Employment law covers all rights and obligations within the employer-employee relationship -- whether current employees, job applicants, or former employees. Because of the complexity of employment relationships and the wide variety of situations that can arise, employment law involves legal issues as diverse as discrimination, wrongful termination, wages and taxation, and workplace safety. Many of these issues are governed by applicable federal and state law. But, where the employment relationship is based on a valid contract entered into by the employer and the employee, state contract law alone may dictate the rights and duties of the parties.
Employee Rights in the Workplace
All employees have basic rights in the workplace -- including the right to privacy, fair compensation, and freedom from discrimination. A job applicant also has certain rights even prior to being hired as an employee. Those rights include the right to be free from discrimination based on age, gender, race, national origin, or religion during the hiring process. For example, a prospective employer cannot ask a job applicant certain family-related questions during the hiring process.
In most states, employees have a right to privacy in the workplace. This right to privacy applies to the employee's personal possessions, including handbags or briefcases, storage lockers accessible only by the employee, and private mail addressed only to employee. Employees may also have a right to privacy in their telephone conversations or voicemail messages. However, employees have very limited rights to privacy in their e-mail messages and Internet usage while using the employer's computer system.
There are certain pieces of information that an employer may not seek out concerning a potential job applicant or employee. An employer may not conduct a credit or background check of an employee or prospective employee unless the employer notifies the individual in writing and receives permission to do so.
Other important employee rights include:
Federal Regulations on Employment Relationships
Following is a quick summary of key federal laws related to employment. For more information, see Overview of Employment and Anti-Discrimination Laws.
Get a Free Legal Evaluation of Your Employment Rights Issue
Employees have a variety of rights in the workplace, established under both federal and state law. If you feel that your rights may have been violated in the context of your employment, it may be in your best interests to talk to an experienced employees' rights attorney who will explain your options and protect your legal rights. If you're not sure where to start, consider getting a free legal evaluation of your situation and potential claim.
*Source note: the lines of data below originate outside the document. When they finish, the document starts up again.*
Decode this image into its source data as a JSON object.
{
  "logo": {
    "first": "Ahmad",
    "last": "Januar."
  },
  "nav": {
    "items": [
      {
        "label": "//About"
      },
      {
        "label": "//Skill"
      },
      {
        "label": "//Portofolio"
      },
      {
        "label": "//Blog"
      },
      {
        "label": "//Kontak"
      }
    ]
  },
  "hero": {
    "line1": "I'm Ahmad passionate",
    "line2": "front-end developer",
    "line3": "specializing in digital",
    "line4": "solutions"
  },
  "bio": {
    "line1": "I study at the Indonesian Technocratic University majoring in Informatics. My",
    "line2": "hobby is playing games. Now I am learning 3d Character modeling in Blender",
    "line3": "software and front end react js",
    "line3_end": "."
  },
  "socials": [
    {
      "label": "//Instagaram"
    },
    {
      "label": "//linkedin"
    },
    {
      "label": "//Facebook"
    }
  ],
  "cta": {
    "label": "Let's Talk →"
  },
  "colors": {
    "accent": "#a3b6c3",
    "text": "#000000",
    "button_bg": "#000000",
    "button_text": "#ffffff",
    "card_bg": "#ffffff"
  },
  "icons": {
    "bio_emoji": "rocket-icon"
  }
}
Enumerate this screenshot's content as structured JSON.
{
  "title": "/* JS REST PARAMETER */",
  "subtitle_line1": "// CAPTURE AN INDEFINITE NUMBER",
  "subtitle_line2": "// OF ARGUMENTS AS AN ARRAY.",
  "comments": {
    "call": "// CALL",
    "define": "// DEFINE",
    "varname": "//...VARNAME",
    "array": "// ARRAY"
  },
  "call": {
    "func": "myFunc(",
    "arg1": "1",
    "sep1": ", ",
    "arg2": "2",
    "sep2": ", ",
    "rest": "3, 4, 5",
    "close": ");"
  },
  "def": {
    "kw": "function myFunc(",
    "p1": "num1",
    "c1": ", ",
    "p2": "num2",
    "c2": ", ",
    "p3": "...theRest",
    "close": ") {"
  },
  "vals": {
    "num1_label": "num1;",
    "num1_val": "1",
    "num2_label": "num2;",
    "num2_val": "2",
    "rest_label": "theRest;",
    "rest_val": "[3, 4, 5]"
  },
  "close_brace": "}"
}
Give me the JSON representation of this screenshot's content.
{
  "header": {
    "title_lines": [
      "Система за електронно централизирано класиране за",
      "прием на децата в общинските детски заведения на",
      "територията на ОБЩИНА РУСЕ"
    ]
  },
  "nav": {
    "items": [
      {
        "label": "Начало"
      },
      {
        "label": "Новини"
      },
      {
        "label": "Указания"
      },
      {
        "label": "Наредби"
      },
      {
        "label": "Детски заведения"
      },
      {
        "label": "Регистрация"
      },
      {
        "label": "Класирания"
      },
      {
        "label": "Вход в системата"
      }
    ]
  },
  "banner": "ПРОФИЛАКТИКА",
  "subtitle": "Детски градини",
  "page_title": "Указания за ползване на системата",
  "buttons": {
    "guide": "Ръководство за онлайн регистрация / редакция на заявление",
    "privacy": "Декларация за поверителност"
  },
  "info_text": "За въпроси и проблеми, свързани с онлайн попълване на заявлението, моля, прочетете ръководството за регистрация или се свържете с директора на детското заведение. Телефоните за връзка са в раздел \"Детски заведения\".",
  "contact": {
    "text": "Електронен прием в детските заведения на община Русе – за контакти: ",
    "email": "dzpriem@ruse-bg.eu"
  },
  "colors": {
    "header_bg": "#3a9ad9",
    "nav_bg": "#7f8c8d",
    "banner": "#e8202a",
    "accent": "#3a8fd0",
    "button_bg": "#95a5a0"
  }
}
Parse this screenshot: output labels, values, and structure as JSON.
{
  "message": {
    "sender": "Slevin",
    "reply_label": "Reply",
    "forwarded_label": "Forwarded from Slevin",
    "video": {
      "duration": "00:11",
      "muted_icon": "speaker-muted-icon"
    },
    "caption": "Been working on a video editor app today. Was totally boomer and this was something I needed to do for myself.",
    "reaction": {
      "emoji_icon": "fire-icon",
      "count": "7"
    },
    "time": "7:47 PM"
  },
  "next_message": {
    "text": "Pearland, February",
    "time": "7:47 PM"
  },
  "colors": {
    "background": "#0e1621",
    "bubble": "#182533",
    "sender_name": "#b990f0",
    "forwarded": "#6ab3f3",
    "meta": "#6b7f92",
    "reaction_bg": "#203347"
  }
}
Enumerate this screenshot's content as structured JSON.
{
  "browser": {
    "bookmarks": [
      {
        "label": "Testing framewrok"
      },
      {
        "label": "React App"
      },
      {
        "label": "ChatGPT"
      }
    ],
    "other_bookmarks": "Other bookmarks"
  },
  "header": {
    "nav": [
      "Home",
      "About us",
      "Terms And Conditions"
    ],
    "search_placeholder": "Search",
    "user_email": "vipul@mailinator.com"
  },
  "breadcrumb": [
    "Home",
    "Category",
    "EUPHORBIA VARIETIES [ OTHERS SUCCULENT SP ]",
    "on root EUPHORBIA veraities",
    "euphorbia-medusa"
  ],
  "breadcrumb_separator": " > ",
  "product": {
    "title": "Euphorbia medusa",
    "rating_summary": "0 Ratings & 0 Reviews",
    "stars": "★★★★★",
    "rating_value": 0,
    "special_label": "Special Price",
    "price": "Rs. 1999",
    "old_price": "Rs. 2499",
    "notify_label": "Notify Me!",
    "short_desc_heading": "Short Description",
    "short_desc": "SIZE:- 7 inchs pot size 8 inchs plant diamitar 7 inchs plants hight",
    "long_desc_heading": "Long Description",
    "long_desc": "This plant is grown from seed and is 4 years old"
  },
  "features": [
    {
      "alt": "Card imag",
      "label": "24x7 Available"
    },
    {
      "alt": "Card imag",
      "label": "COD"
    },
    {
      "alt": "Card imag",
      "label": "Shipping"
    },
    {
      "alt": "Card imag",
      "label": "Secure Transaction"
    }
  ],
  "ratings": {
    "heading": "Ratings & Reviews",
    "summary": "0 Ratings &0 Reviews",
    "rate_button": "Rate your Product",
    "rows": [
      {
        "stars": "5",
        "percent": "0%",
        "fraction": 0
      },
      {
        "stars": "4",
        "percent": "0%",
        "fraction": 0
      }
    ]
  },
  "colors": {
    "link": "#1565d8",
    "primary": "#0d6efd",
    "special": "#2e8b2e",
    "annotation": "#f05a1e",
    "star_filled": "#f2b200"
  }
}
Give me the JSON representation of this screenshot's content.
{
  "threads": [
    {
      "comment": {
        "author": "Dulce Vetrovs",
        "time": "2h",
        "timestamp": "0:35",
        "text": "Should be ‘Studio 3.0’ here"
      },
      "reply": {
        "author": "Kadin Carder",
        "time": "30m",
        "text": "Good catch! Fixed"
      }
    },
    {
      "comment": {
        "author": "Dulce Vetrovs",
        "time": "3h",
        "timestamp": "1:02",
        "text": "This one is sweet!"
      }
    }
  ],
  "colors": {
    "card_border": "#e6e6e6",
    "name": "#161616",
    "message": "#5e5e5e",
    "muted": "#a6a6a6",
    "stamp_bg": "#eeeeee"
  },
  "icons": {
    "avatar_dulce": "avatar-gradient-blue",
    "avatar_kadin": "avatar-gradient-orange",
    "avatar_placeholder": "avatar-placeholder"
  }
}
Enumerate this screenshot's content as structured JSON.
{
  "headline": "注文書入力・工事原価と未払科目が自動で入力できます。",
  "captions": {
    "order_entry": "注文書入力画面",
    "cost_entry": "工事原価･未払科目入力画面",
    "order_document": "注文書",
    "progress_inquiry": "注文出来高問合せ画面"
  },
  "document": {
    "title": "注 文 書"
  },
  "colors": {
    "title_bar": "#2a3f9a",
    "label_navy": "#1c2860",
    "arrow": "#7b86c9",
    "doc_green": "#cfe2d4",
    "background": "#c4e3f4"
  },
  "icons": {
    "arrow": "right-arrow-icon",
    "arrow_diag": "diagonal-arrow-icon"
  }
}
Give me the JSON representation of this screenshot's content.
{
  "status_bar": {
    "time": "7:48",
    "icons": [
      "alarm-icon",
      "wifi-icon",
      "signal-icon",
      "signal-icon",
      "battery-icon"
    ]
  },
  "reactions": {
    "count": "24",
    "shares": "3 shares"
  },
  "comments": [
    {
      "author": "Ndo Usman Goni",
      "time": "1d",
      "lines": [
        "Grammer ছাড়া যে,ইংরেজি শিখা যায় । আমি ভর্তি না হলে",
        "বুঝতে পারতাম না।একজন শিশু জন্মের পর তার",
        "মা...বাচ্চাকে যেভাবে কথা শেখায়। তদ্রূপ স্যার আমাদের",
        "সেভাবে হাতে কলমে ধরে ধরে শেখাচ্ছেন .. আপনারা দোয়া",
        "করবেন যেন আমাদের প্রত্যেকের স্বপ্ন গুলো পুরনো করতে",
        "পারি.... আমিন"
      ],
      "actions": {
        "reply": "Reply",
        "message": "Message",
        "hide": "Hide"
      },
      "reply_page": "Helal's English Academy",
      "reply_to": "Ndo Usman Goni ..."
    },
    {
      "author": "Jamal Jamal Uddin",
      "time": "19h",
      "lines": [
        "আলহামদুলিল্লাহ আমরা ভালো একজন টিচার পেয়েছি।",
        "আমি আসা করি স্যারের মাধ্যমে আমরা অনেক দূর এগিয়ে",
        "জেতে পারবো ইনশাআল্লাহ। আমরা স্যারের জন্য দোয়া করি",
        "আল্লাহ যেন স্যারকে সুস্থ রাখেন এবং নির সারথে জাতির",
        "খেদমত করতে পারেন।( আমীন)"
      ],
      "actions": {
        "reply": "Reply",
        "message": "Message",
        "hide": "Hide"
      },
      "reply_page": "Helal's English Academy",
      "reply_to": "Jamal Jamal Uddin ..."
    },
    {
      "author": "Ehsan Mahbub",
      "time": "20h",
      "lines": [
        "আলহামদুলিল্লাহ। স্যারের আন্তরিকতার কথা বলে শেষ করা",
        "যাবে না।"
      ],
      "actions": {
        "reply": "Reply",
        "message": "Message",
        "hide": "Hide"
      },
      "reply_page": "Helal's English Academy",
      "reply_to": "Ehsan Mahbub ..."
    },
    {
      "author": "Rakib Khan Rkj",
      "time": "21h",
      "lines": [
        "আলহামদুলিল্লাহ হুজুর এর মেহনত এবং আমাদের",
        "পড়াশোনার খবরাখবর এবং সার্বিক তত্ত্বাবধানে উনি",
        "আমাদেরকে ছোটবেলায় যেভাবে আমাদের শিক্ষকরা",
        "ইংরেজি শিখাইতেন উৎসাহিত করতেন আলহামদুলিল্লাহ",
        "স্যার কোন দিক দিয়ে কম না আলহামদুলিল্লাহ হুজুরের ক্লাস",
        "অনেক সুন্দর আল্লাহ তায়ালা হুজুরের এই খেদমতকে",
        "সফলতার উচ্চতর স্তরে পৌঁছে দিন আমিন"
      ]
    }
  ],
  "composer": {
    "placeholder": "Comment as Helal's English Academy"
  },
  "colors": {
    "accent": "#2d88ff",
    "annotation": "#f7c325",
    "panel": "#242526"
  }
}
Contact a qualified employment discrimination attorney to make sure your rights are protected.